In a philosophy class I took, we watched a video of a Christian apologist interviewing Hugh Hefner, founder of Playboy. At one point, the interviewer elaborates on all the negative results of the porn and sex industry: STDs, unwanted pregnancies, abortions, pornography and sexual addiction, etc. He uses this preface to ask Hefner what he thinks of what his industry is doing to society. Many of my classmates were probably thinking, Oo, nice one! That’ll get him! Hefner’s sarcastic response broke my heart: “You’re right; I admit it. Sex is the enemy.” The interviewer, with a confused and plastic smile, tried to assure Hefner that wasn’t what he was insinuating — he knows God-designed sex is not the enemy — but if I hadn’t known better, I would have assumed the same based on his set-up.
What have we done? We in the Christian culture so often focus on the perils resulting from a distorted picture of sexuality that we’ve lost sight of its beautiful original intent. Even in the Christian subculture, we’ve projected the perception to the rest of the world that Christianity says sex is dirty, sinful and frankly, “the enemy.” This is not the truth. Our sexuality, in its intended and proper context, is intended to be a beautiful picture of God’s relationship with us (Ephesians 5:31-32). Christians should become better educated in the healthy, positive and biblical truths of what our human sexuality is supposed to be rather than all the negatives coming from its perversion.
Our culture as a whole over-emphasizes sexuality. Christian culture was once at the extreme of never discussing the topic, but is now swinging to the opposite side of the pendulum by discussing it excessively. Amidst all this talk, it is still rare to hear anything positive about sex. Rather, youth groups promote abstinence contracts without presenting the beauty of marriage, and “sex talks” largely consist of scare tactics and guilt trips. Why can we not be motivated by striving for something greater rather than avoiding something worse?
I once heard Ted Cunningham, author of Young and in Love, say something that will always stick with me: “The hope of purity is marriage.” Yes, purity is a beautiful thing and something to strive for and desire, but it is so closely tied to marriage that its whole message is lost if we do not discuss the importance of marriage with it. Cunningham brought up Hebrews 13:4: “Marriage should be honored by all, and the marriage bed kept pure,” meaning everyone, whether to be married or single, should honor marriage and keep sex sacred for marriage alone.
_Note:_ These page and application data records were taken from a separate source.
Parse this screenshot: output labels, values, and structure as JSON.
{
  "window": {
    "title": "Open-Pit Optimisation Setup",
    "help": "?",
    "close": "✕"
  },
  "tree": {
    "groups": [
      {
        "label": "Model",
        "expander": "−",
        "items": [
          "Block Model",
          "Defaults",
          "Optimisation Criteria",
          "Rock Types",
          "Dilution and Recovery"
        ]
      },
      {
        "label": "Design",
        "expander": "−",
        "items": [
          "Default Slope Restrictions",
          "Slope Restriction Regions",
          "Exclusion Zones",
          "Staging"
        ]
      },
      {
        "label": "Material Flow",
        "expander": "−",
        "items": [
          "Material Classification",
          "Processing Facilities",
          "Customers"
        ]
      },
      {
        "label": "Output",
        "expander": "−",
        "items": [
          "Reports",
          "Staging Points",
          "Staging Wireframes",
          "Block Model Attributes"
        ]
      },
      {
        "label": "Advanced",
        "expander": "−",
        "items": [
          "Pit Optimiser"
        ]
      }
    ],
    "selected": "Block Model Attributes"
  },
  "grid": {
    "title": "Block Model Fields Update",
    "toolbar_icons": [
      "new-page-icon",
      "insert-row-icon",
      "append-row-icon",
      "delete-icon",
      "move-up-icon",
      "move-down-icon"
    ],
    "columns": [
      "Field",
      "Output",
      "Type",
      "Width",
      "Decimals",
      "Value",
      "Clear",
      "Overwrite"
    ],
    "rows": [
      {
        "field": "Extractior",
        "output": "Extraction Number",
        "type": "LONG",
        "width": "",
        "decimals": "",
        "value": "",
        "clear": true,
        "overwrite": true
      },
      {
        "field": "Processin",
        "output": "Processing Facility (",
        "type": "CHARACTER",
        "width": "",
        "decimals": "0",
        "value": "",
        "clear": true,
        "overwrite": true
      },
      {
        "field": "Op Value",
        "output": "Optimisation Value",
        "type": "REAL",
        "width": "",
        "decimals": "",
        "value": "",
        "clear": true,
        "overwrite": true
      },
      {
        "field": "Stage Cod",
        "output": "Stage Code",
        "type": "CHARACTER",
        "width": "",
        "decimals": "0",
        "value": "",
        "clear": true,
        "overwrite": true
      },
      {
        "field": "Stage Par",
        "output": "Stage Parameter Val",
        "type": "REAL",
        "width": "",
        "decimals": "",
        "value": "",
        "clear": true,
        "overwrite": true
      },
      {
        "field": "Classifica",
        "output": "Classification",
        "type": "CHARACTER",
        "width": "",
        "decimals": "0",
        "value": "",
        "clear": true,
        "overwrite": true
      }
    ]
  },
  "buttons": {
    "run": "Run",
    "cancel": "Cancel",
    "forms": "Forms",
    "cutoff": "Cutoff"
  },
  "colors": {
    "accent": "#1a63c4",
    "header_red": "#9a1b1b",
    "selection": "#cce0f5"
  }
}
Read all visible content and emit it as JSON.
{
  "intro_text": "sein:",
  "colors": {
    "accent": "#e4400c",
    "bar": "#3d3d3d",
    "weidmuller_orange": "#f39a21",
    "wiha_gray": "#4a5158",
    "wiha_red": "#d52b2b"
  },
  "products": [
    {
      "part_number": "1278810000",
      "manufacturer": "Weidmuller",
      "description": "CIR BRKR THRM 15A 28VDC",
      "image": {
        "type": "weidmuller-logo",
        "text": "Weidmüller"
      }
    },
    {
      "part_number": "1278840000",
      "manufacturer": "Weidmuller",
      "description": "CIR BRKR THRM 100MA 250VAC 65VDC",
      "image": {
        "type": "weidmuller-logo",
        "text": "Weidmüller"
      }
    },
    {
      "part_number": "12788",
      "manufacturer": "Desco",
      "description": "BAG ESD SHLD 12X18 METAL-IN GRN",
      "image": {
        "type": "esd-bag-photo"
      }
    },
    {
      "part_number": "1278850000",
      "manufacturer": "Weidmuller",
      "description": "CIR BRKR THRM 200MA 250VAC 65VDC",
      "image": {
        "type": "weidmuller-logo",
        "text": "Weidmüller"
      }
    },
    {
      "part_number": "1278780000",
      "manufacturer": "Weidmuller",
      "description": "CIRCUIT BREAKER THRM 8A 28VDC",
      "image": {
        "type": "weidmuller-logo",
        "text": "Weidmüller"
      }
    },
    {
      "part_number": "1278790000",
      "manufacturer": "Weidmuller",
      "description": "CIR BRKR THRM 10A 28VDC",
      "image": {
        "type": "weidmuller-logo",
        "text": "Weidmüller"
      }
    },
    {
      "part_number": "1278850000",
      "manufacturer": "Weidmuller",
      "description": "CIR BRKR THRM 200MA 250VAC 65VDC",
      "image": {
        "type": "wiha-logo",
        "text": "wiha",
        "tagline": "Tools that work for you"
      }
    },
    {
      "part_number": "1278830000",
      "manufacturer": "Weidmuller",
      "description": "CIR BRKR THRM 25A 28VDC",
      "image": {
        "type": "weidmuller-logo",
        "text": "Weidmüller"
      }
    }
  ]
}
Why have we stopped rejoicing in the beauty of marriage — two people committing to be an example to the world of how God desires a relationship with us?
After the video, our professor asked how we would talk to Hefner given the chance. While classmates proposed to discuss his “daddy issues” or theological arguments, my mind was elsewhere. This man’s entire life’s value system is based on a certain perception of sexuality. I’d meet him where he is and approach him where his values lie — not attack him or hit him with a philosophical angle he’s probably heard before. I would begin: “Mr. Hefner, I’m sorry many Christians have given a bad impression of what our faith says about sex. Can I tell you what our God really thinks about it?”
What would happen if we emphasized the positives and the beauty of sex in its proper context more than the negatives of its cheap caricature?